Line by line, please look for the word "icon" in the following records, then copy each line you find it in.

======== TASK DATA ========

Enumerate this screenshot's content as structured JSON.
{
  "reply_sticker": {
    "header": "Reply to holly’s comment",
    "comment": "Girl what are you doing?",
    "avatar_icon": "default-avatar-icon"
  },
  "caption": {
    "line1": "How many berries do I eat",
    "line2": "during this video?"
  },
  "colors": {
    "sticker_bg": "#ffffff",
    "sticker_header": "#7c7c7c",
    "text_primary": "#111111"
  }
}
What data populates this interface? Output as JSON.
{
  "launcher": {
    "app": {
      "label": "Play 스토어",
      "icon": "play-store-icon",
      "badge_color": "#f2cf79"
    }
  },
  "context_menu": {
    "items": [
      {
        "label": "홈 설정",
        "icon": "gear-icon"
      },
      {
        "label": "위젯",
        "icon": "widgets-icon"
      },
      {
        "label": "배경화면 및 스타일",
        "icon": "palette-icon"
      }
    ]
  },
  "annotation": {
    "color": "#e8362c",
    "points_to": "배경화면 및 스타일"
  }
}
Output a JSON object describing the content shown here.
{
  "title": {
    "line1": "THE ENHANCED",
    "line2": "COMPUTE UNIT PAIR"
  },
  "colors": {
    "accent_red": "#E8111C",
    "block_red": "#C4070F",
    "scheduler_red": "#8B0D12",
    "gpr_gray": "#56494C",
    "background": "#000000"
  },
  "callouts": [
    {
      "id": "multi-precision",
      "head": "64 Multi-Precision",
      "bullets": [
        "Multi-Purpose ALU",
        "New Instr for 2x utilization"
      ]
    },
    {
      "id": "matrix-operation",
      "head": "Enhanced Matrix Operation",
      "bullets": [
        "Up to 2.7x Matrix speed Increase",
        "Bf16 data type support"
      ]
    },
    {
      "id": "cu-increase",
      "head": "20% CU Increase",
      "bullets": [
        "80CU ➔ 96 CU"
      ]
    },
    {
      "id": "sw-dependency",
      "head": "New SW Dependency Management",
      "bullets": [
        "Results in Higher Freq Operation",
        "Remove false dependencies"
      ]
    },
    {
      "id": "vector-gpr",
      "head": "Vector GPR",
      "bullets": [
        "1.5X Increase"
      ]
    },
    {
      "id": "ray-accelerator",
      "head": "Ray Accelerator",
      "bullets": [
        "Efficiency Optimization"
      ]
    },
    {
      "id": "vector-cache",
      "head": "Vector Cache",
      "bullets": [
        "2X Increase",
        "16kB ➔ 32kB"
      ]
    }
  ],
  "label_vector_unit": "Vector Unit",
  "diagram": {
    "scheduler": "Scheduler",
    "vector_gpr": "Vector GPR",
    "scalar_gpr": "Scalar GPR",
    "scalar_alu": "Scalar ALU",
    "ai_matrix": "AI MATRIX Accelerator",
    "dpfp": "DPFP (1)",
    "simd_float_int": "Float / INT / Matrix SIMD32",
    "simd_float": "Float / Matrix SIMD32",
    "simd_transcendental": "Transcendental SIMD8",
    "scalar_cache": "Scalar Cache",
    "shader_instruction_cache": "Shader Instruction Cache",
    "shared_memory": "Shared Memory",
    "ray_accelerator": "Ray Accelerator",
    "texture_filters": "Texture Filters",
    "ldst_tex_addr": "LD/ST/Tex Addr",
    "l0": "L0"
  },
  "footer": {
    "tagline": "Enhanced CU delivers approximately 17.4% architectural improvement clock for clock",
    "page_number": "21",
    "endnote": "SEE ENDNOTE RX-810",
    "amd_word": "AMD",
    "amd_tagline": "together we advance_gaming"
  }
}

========

SOLUTION FOR THIS PROBLEM -
    "avatar_icon": "default-avatar-icon"
      "icon": "play-store-icon",
        "icon": "gear-icon"
        "icon": "widgets-icon"
        "icon": "palette-icon"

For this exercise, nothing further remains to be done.